Work to complete
Every entry, from the first line to the last, should be output exactly.

Source records: Begin

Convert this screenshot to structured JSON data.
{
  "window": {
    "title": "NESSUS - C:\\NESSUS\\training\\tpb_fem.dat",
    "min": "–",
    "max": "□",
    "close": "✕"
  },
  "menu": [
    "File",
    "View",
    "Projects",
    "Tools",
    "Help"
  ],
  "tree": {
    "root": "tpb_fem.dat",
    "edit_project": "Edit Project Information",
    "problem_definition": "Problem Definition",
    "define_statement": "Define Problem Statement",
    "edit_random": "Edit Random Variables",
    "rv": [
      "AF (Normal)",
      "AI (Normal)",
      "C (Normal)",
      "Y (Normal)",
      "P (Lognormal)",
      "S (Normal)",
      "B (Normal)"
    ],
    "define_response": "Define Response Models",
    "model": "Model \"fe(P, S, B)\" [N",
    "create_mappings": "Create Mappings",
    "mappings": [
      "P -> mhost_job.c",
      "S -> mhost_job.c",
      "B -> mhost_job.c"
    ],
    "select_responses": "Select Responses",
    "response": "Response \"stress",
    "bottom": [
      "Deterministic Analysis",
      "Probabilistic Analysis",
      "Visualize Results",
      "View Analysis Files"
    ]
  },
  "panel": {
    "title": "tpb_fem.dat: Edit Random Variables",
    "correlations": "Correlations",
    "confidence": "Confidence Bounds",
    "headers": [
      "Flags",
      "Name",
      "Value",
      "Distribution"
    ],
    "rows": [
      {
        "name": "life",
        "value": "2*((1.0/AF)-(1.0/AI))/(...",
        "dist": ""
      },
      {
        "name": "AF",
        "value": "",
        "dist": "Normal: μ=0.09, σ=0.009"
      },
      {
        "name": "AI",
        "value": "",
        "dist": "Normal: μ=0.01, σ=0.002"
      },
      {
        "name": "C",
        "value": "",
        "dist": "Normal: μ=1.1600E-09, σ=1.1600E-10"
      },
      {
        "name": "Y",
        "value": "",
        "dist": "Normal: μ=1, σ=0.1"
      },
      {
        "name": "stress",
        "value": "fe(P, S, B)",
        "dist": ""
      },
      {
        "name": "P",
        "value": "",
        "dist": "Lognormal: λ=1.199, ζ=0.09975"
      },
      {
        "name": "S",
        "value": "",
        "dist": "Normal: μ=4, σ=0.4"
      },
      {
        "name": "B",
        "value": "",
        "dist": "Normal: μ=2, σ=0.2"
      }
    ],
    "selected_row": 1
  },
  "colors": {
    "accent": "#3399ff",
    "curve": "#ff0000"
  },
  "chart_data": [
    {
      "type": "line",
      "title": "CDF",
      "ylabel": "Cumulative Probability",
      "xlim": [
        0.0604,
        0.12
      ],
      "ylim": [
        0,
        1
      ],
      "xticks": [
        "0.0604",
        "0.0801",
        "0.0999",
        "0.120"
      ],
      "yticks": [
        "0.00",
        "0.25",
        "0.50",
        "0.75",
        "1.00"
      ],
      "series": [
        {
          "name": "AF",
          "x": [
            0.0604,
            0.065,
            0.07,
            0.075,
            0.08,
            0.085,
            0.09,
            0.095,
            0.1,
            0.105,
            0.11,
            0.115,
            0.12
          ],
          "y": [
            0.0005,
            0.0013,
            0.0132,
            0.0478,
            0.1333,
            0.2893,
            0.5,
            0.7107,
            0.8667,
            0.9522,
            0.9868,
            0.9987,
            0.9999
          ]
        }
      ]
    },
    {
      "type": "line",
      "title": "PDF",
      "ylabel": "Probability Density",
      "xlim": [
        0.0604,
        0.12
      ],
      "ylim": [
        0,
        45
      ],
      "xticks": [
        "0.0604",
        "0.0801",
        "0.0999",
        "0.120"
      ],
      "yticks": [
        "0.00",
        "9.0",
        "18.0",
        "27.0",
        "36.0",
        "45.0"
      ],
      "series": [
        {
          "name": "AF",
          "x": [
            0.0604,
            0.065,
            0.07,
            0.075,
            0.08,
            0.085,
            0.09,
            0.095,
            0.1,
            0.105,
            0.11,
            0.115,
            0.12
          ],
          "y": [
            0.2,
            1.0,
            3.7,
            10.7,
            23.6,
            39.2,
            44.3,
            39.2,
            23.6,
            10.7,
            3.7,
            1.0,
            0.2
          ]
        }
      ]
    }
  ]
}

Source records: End

Written answer
Convert this screenshot to structured JSON data.
{
  "window": {
    "title": "NESSUS - C:\\NESSUS\\training\\tpb_fem.dat",
    "min": "–",
    "max": "□",
    "close": "✕"
  },
  "menu": [
    "File",
    "View",
    "Projects",
    "Tools",
    "Help"
  ],
  "tree": {
    "root": "tpb_fem.dat",
    "edit_project": "Edit Project Information",
    "problem_definition": "Problem Definition",
    "define_statement": "Define Problem Statement",
    "edit_random": "Edit Random Variables",
    "rv": [
      "AF (Normal)",
      "AI (Normal)",
      "C (Normal)",
      "Y (Normal)",
      "P (Lognormal)",
      "S (Normal)",
      "B (Normal)"
    ],
    "define_response": "Define Response Models",
    "model": "Model \"fe(P, S, B)\" [N",
    "create_mappings": "Create Mappings",
    "mappings": [
      "P -> mhost_job.c",
      "S -> mhost_job.c",
      "B -> mhost_job.c"
    ],
    "select_responses": "Select Responses",
    "response": "Response \"stress",
    "bottom": [
      "Deterministic Analysis",
      "Probabilistic Analysis",
      "Visualize Results",
      "View Analysis Files"
    ]
  },
  "panel": {
    "title": "tpb_fem.dat: Edit Random Variables",
    "correlations": "Correlations",
    "confidence": "Confidence Bounds",
    "headers": [
      "Flags",
      "Name",
      "Value",
      "Distribution"
    ],
    "rows": [
      {
        "name": "life",
        "value": "2*((1.0/AF)-(1.0/AI))/(...",
        "dist": ""
      },
      {
        "name": "AF",
        "value": "",
        "dist": "Normal: μ=0.09, σ=0.009"
      },
      {
        "name": "AI",
        "value": "",
        "dist": "Normal: μ=0.01, σ=0.002"
      },
      {
        "name": "C",
        "value": "",
        "dist": "Normal: μ=1.1600E-09, σ=1.1600E-10"
      },
      {
        "name": "Y",
        "value": "",
        "dist": "Normal: μ=1, σ=0.1"
      },
      {
        "name": "stress",
        "value": "fe(P, S, B)",
        "dist": ""
      },
      {
        "name": "P",
        "value": "",
        "dist": "Lognormal: λ=1.199, ζ=0.09975"
      },
      {
        "name": "S",
        "value": "",
        "dist": "Normal: μ=4, σ=0.4"
      },
      {
        "name": "B",
        "value": "",
        "dist": "Normal: μ=2, σ=0.2"
      }
    ],
    "selected_row": 1
  },
  "colors": {
    "accent": "#3399ff",
    "curve": "#ff0000"
  },
  "chart_data": [
    {
      "type": "line",
      "title": "CDF",
      "ylabel": "Cumulative Probability",
      "xlim": [
        0.0604,
        0.12
      ],
      "ylim": [
        0,
        1
      ],
      "xticks": [
        "0.0604",
        "0.0801",
        "0.0999",
        "0.120"
      ],
      "yticks": [
        "0.00",
        "0.25",
        "0.50",
        "0.75",
        "1.00"
      ],
      "series": [
        {
          "name": "AF",
          "x": [
            0.0604,
            0.065,
            0.07,
            0.075,
            0.08,
            0.085,
            0.09,
            0.095,
            0.1,
            0.105,
            0.11,
            0.115,
            0.12
          ],
          "y": [
            0.0005,
            0.0013,
            0.0132,
            0.0478,
            0.1333,
            0.2893,
            0.5,
            0.7107,
            0.8667,
            0.9522,
            0.9868,
            0.9987,
            0.9999
          ]
        }
      ]
    },
    {
      "type": "line",
      "title": "PDF",
      "ylabel": "Probability Density",
      "xlim": [
        0.0604,
        0.12
      ],
      "ylim": [
        0,
        45
      ],
      "xticks": [
        "0.0604",
        "0.0801",
        "0.0999",
        "0.120"
      ],
      "yticks": [
        "0.00",
        "9.0",
        "18.0",
        "27.0",
        "36.0",
        "45.0"
      ],
      "series": [
        {
          "name": "AF",
          "x": [
            0.0604,
            0.065,
            0.07,
            0.075,
            0.08,
            0.085,
            0.09,
            0.095,
            0.1,
            0.105,
            0.11,
            0.115,
            0.12
          ],
          "y": [
            0.2,
            1.0,
            3.7,
            10.7,
            23.6,
            39.2,
            44.3,
            39.2,
            23.6,
            10.7,
            3.7,
            1.0,
            0.2
          ]
        }
      ]
    }
  ]
}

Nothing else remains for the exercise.